* [TASK GOAL]
Repeat each record below exactly, omitting whatever pictures appear in it.

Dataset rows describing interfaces
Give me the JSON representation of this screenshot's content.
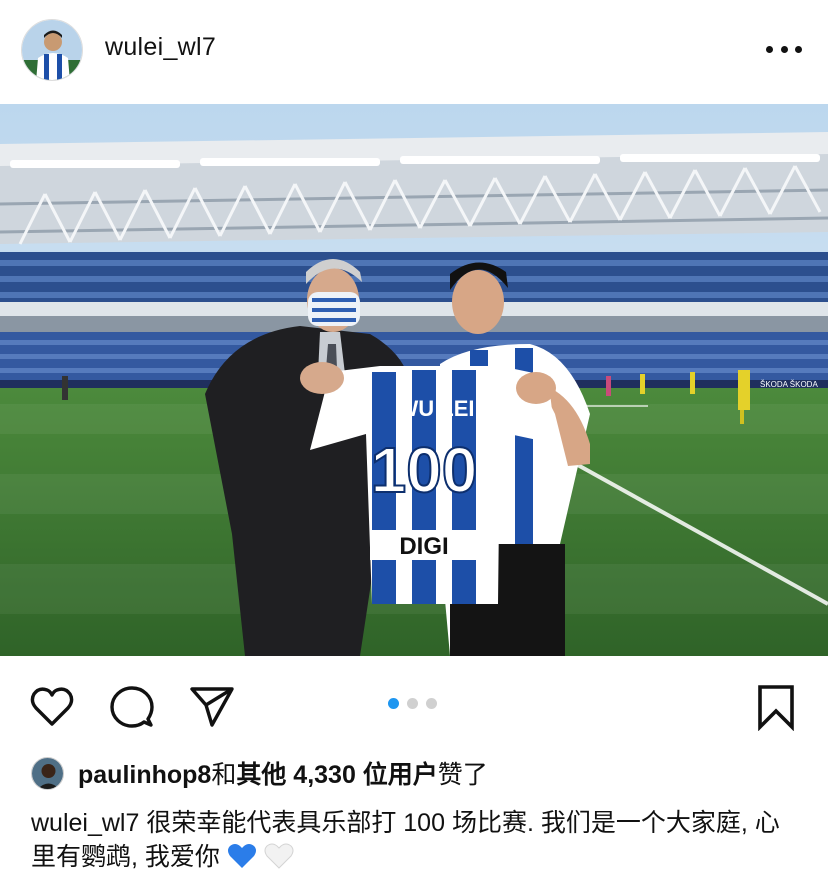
{
  "post": {
    "username": "wulei_wl7",
    "more_icon": "more-horizontal-icon"
  },
  "photo": {
    "jersey_name": "WU LEI",
    "jersey_number": "100",
    "jersey_sponsor": "DIGI",
    "board_text": "ŠKODA ŠKODA"
  },
  "actions": {
    "like_icon": "heart-icon",
    "comment_icon": "comment-icon",
    "share_icon": "send-icon",
    "save_icon": "bookmark-icon",
    "carousel": {
      "count": 3,
      "active_index": 0
    }
  },
  "likes": {
    "user": "paulinhop8",
    "connector": "和",
    "others_text": "其他 4,330 位用户",
    "suffix": "赞了"
  },
  "caption": {
    "username": "wulei_wl7",
    "text": " 很荣幸能代表具乐部打 100 场比赛. 我们是一个大家庭, 心里有鹦鹉, 我爱你",
    "emojis": [
      "blue-heart-icon",
      "white-heart-icon"
    ]
  },
  "colors": {
    "accent_blue": "#1e96f0",
    "espanyol_blue": "#1d4fa8",
    "pitch_green": "#3f7a32"
  }
}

* [REPLY]
Give me the JSON representation of this screenshot's content.
{
  "post": {
    "username": "wulei_wl7",
    "more_icon": "more-horizontal-icon"
  },
  "photo": {
    "jersey_name": "WU LEI",
    "jersey_number": "100",
    "jersey_sponsor": "DIGI",
    "board_text": "ŠKODA ŠKODA"
  },
  "actions": {
    "like_icon": "heart-icon",
    "comment_icon": "comment-icon",
    "share_icon": "send-icon",
    "save_icon": "bookmark-icon",
    "carousel": {
      "count": 3,
      "active_index": 0
    }
  },
  "likes": {
    "user": "paulinhop8",
    "connector": "和",
    "others_text": "其他 4,330 位用户",
    "suffix": "赞了"
  },
  "caption": {
    "username": "wulei_wl7",
    "text": " 很荣幸能代表具乐部打 100 场比赛. 我们是一个大家庭, 心里有鹦鹉, 我爱你",
    "emojis": [
      "blue-heart-icon",
      "white-heart-icon"
    ]
  },
  "colors": {
    "accent_blue": "#1e96f0",
    "espanyol_blue": "#1d4fa8",
    "pitch_green": "#3f7a32"
  }
}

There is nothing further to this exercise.